The Lego Movie

5 out of 5

“The Hunger Games: Catching Fire” Review

hunger_games_catching_fire_ver32

Dir: Francis Lawrence

Cast: Jennifer Lawrence, Josh Hutcherson, Woody Harrelson, Sam Claflin, Jena Malone, Jeffrey Wright, Elizabeth Banks, Lenny Kravitz, Stanley Tucci, Philip Seymour Hoffman, Liam Hemsworth and Donald Sutherland

Synopsis: Katniss Everdeen and Peeta Mellark become targets of the Capitol after their victory in the 74th Hunger Games sparks a rebellion in the Districts of Panem

 

*Reviewer Note: This will be a non-spoiler as always*

 

I’ll admit, I didn’t like The Hunger Games and I read the book (yes I know, “the book is always better” blah blah blah).  I had nothing against anybody in the movie but the movie to me was a bit on the boring side and some of the changes they made were a bit iffy to me.  But, that is the nature of Hollywood adaptations.  So saying Catching Fire is better than The Hunger Games for me isn’t really saying that much.  However, it is a better movie than the first and the performances this time around better too.

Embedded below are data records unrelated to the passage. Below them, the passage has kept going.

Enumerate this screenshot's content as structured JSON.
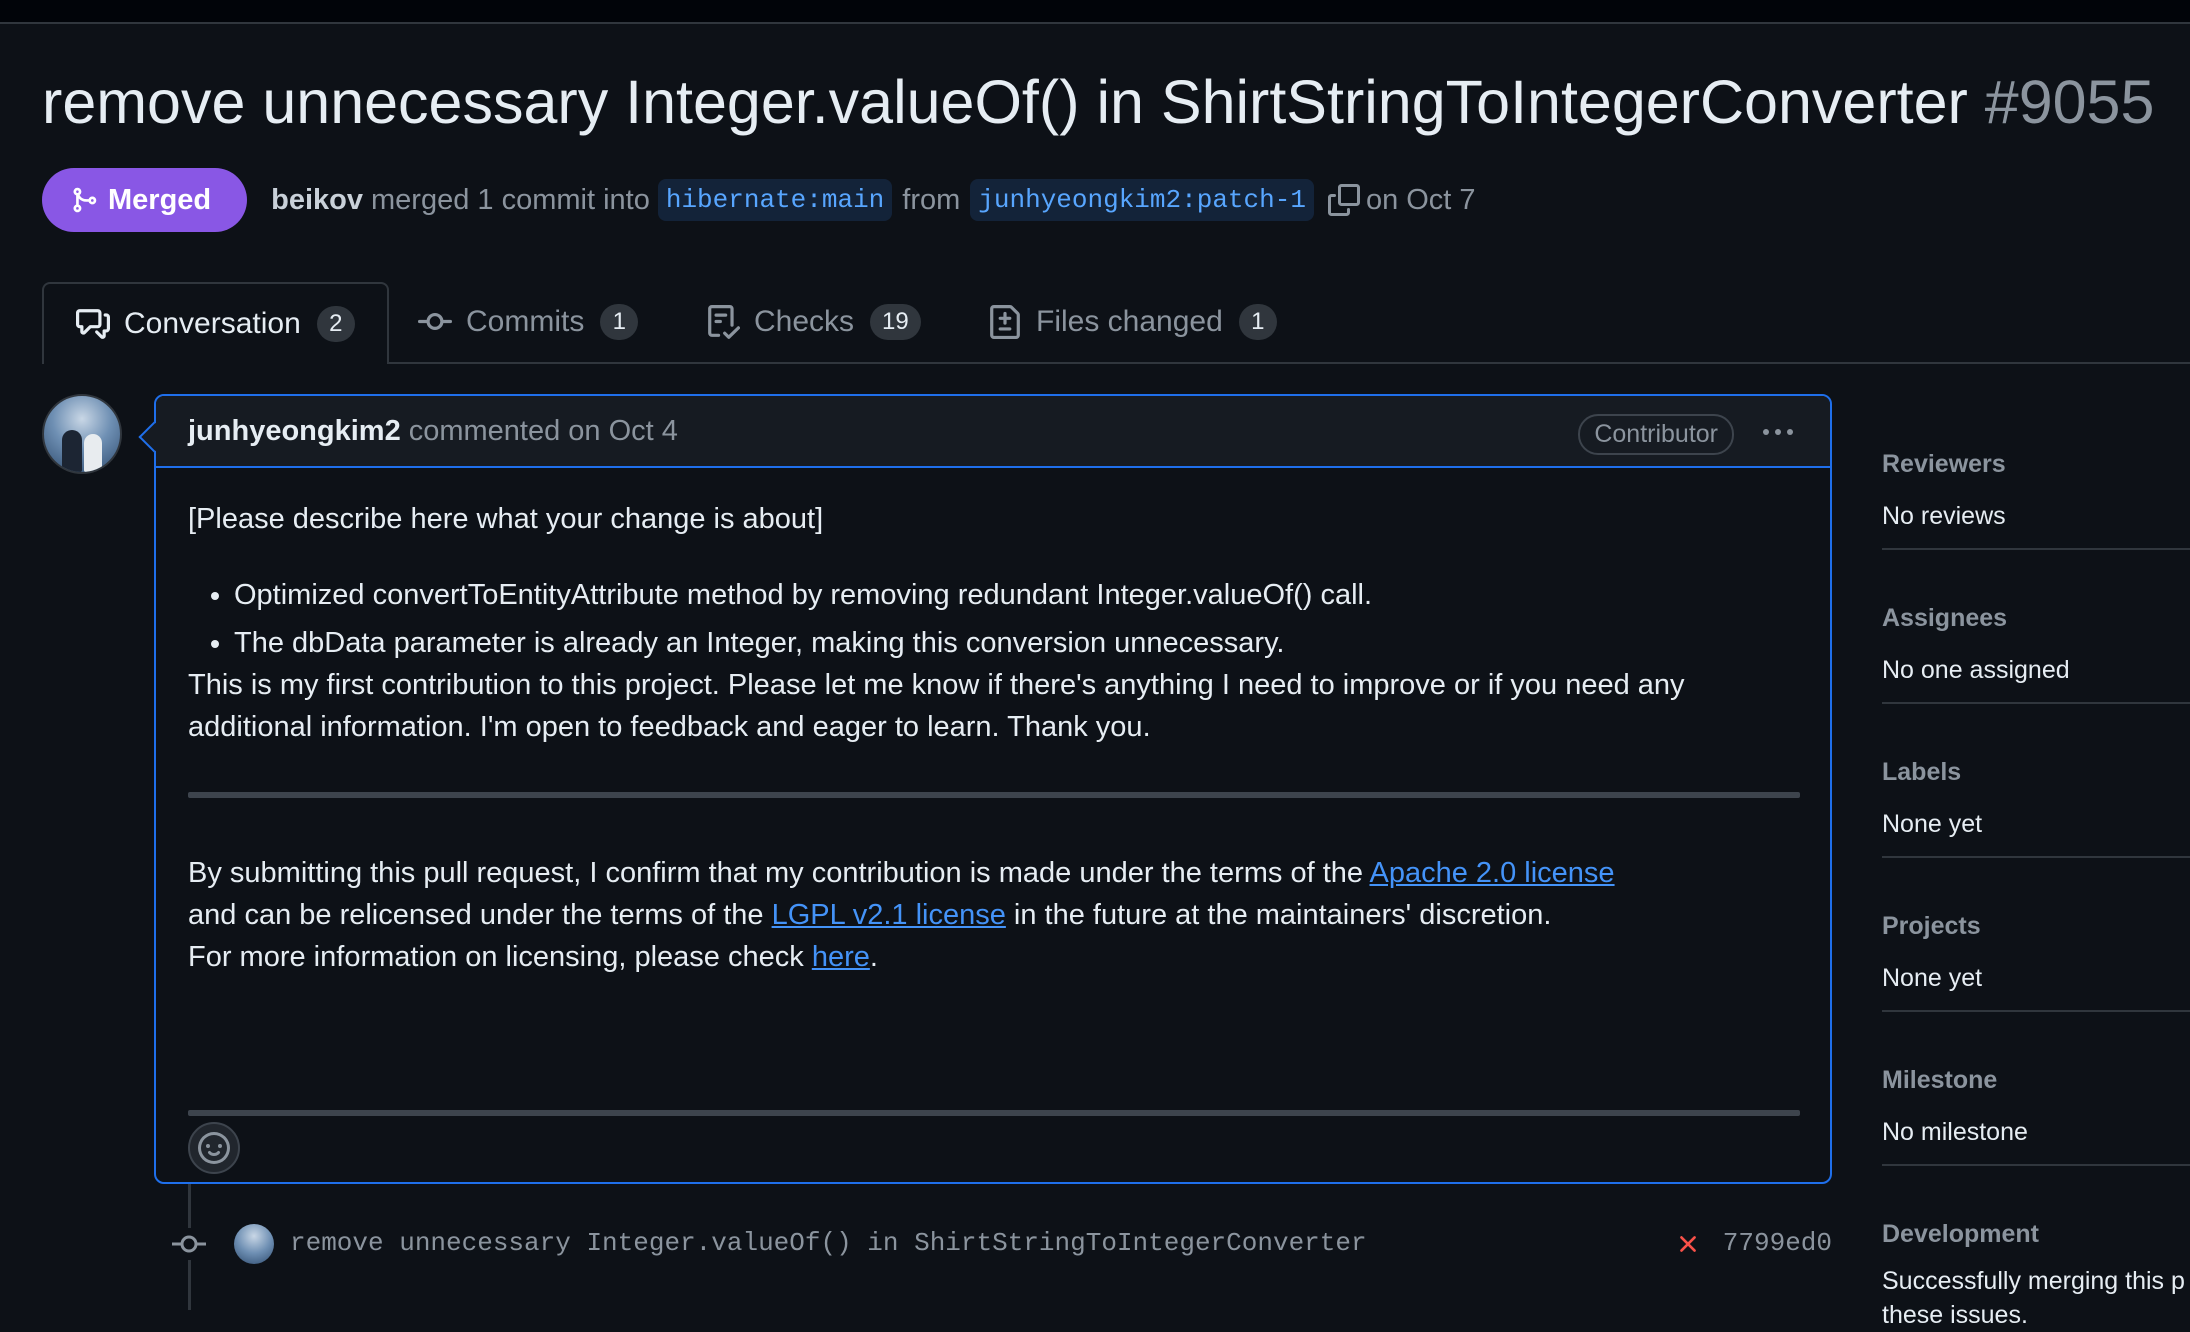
{
  "pr": {
    "title": "remove unnecessary Integer.valueOf() in ShirtStringToIntegerConverter",
    "number": "#9055",
    "status": "Merged",
    "merged_by": "beikov",
    "merge_text": "merged 1 commit into",
    "base_branch": "hibernate:main",
    "from_text": "from",
    "head_branch": "junhyeongkim2:patch-1",
    "date_text": "on Oct 7"
  },
  "tabs": [
    {
      "label": "Conversation",
      "count": "2",
      "icon": "comment-discussion-icon"
    },
    {
      "label": "Commits",
      "count": "1",
      "icon": "git-commit-icon"
    },
    {
      "label": "Checks",
      "count": "19",
      "icon": "checklist-icon"
    },
    {
      "label": "Files changed",
      "count": "1",
      "icon": "file-diff-icon"
    }
  ],
  "comment": {
    "author": "junhyeongkim2",
    "meta": "commented on Oct 4",
    "role": "Contributor",
    "p1": "[Please describe here what your change is about]",
    "bullets": [
      "Optimized convertToEntityAttribute method by removing redundant Integer.valueOf() call.",
      "The dbData parameter is already an Integer, making this conversion unnecessary."
    ],
    "p2": "This is my first contribution to this project. Please let me know if there's anything I need to improve or if you need any additional information. I'm open to feedback and eager to learn. Thank you.",
    "license": {
      "line1_a": "By submitting this pull request, I confirm that my contribution is made under the terms of the ",
      "link1": "Apache 2.0 license",
      "line2_a": "and can be relicensed under the terms of the ",
      "link2": "LGPL v2.1 license",
      "line2_b": " in the future at the maintainers' discretion.",
      "line3_a": "For more information on licensing, please check ",
      "link3": "here",
      "line3_b": "."
    }
  },
  "commit": {
    "message": "remove unnecessary Integer.valueOf() in ShirtStringToIntegerConverter",
    "sha": "7799ed0",
    "status": "failed"
  },
  "sidebar": [
    {
      "title": "Reviewers",
      "value": "No reviews"
    },
    {
      "title": "Assignees",
      "value": "No one assigned"
    },
    {
      "title": "Labels",
      "value": "None yet"
    },
    {
      "title": "Projects",
      "value": "None yet"
    },
    {
      "title": "Milestone",
      "value": "No milestone"
    },
    {
      "title": "Development",
      "value": "Successfully merging this p",
      "value2": "these issues."
    }
  ],
  "colors": {
    "background": "#0d1117",
    "merged": "#8957e5",
    "link": "#4493f8",
    "border_active": "#1f6feb",
    "fail": "#f85149"
  }
}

The movie starts off showing Katniss (Lawrence) hasn’t forgotten her time during The Games right before President Snow (Sutherland) shows up at her house and asks her if she’s ready to be in a real war and ready to lose everyone she cares about die.  Snow knows that Katniss risking her life to save her and Peeta (Hutcherson) lives has started a revolution that he doesn’t want.  Snow then puts forth The Quarter Quell.  The Quarter Quell puts all past victors from past Hunger Games into the games. Snow sees this as an opportunity to not only get rid of the other victors but also squash a rebellion, and even get rid of Katniss.

The first half sets up our past characters in Katniss, Peeta, Gale (Hemsworth), Haymitch (Harrelson), even Effie (Banks) and Cinna (Kravitz) although their characters have very small roles compared to the newcomers.  Speaking of them, our main new characters include the Capital’s favorite Finnick Odair (Claflin), Johanna Manson (Malone), and Beetee (Wright).  All have their moments but Claflin and Malone stick out and are the better of the new additions that also include the new Games Maker, Plutarch Heavensbee played by Philip Seymour Hoffman.  Hoffman nearly steals the show next to the always reliable Stanley Tucci playing energetic TV host Caesar Flickerman.

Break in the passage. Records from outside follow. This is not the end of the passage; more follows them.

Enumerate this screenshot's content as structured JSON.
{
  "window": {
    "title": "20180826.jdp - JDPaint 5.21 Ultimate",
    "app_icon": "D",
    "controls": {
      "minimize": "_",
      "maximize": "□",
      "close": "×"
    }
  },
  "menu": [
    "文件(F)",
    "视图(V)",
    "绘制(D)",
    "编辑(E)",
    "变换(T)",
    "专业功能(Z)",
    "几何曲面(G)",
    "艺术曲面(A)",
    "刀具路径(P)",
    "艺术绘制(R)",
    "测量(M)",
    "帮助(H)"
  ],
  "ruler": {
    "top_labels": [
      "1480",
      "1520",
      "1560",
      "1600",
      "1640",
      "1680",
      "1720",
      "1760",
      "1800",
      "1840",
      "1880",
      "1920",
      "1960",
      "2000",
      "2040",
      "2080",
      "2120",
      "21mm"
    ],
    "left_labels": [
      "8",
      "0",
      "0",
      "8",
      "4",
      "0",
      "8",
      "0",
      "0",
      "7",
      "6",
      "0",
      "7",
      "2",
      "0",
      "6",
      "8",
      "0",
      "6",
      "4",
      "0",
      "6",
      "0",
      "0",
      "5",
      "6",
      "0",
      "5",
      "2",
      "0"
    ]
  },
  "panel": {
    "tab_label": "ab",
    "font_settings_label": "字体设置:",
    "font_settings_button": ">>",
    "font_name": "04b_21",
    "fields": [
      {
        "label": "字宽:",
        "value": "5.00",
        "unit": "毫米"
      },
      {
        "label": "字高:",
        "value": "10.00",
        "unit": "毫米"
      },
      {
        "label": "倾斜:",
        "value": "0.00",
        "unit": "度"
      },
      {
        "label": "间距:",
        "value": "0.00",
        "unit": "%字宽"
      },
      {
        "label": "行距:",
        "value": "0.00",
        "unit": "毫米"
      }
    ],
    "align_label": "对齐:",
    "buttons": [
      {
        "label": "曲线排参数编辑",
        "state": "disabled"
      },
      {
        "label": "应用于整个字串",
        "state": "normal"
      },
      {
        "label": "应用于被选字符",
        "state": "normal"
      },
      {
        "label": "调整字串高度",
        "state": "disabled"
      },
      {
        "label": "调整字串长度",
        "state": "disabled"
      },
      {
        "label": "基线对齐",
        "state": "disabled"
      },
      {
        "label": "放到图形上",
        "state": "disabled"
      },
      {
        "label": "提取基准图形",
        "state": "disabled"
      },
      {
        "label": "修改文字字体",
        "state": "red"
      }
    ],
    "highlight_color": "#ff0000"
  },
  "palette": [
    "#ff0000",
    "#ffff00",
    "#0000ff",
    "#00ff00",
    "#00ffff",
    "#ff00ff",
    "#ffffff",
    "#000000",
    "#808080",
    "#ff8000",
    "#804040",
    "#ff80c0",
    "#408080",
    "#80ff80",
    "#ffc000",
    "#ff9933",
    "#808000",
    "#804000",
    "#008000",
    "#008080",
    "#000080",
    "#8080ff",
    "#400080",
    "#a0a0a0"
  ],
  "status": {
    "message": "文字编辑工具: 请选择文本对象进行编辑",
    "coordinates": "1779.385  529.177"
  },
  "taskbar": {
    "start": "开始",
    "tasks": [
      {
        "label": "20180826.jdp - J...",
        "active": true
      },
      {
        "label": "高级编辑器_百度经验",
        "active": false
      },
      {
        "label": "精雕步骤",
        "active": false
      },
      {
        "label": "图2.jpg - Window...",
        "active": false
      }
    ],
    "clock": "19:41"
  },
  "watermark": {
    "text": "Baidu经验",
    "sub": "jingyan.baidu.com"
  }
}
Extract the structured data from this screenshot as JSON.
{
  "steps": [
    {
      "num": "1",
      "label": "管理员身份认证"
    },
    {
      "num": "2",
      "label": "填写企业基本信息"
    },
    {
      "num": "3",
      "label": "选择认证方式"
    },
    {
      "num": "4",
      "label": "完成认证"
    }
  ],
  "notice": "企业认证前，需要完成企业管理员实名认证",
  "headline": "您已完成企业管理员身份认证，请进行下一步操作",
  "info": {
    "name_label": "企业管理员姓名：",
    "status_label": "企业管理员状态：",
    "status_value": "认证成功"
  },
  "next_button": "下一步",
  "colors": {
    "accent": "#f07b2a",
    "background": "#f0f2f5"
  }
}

The movie does have a different feel to it and it’s because of the director change from Gary Ross to Francis Lawrence.  Lawrence’s world is cold and hopeless which fits how everyone from Katniss to the other victors feel about the situation.  However, one of the things that Lawrence keeps, that isn’t for the better, is the certain beat the movie has before it gets to the area.  It is structured that way in the book but the way Katniss and Peeta scope out the new competitors in the training session and their individual tests does feel like a “been there done that” feel.

Once we get to the area, that’s where things start to gear up.  The action starts right away (and shaky cam free in case you were wondering) and a bit more violent than then first movie but again it does make sense since the stakes are bigger this time around and it’s no longer “a game.” Even when the action is at a standstill the characters are being developed so we can care about them, which I know sounds weird but considering this is a movie about people killing each other left and right this kind of stuff matters.

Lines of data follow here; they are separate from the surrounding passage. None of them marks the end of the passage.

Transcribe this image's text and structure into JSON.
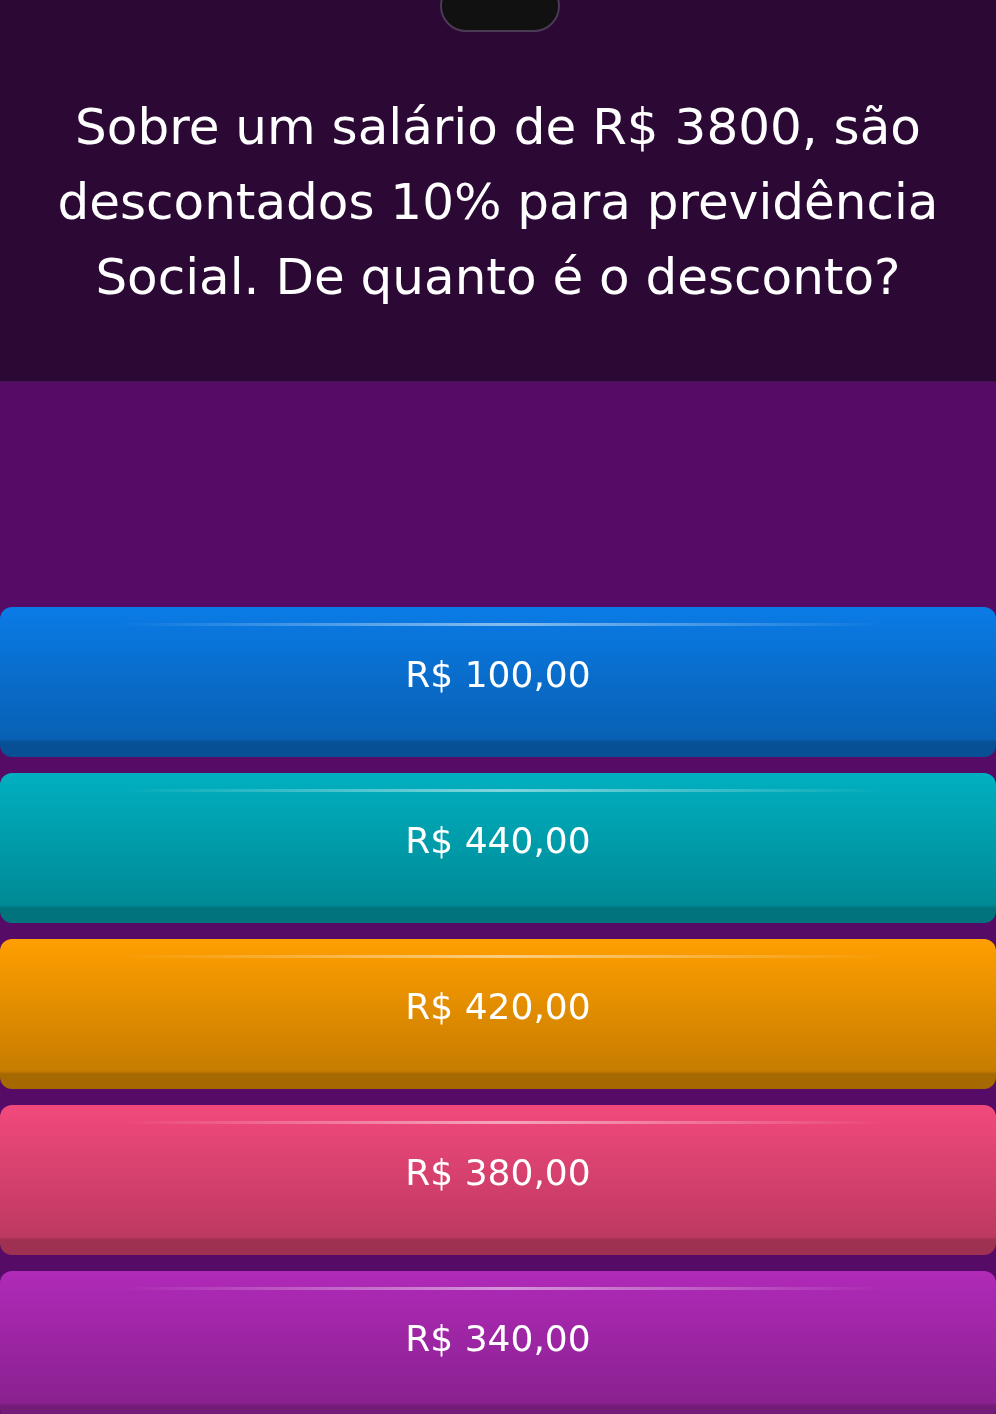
{
  "question": "Sobre um salário de R$ 3800, são descontados 10% para previdência Social. De quanto é o desconto?",
  "options": [
    {
      "label": "R$ 100,00",
      "color": "#0a7be6"
    },
    {
      "label": "R$ 440,00",
      "color": "#00b0c0"
    },
    {
      "label": "R$ 420,00",
      "color": "#ff9f00"
    },
    {
      "label": "R$ 380,00",
      "color": "#f2497c"
    },
    {
      "label": "R$ 340,00",
      "color": "#b02ab8"
    }
  ]
}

Acting wise, Jennifer Lawrence is the star of the show.  Her performance ranges all over the place from heroic to vulnerable to scared and proves that his role is hers and hers alone.  Hutcherson has more to do this time around bringing empathy and being the mouth-piece in a sense. Sutherland’s President Snow is a little more menacing this time around.  He’s still the man behind the curtain but he does everything he can to make sure Katniss doesn’t survive.

All in all, The Hunger Games: Catching Fire is a better outing from the first movie along with the acting and action.  The set up for the next two movies, Mockingjay Part 1 and Part 2, should get fans of the book and non-fans excited.  But again, for me, I wasn’t the biggest fan of the first movie but this was an improvement.

 

The Hunger Games: Catching Fire

3.5 out of 5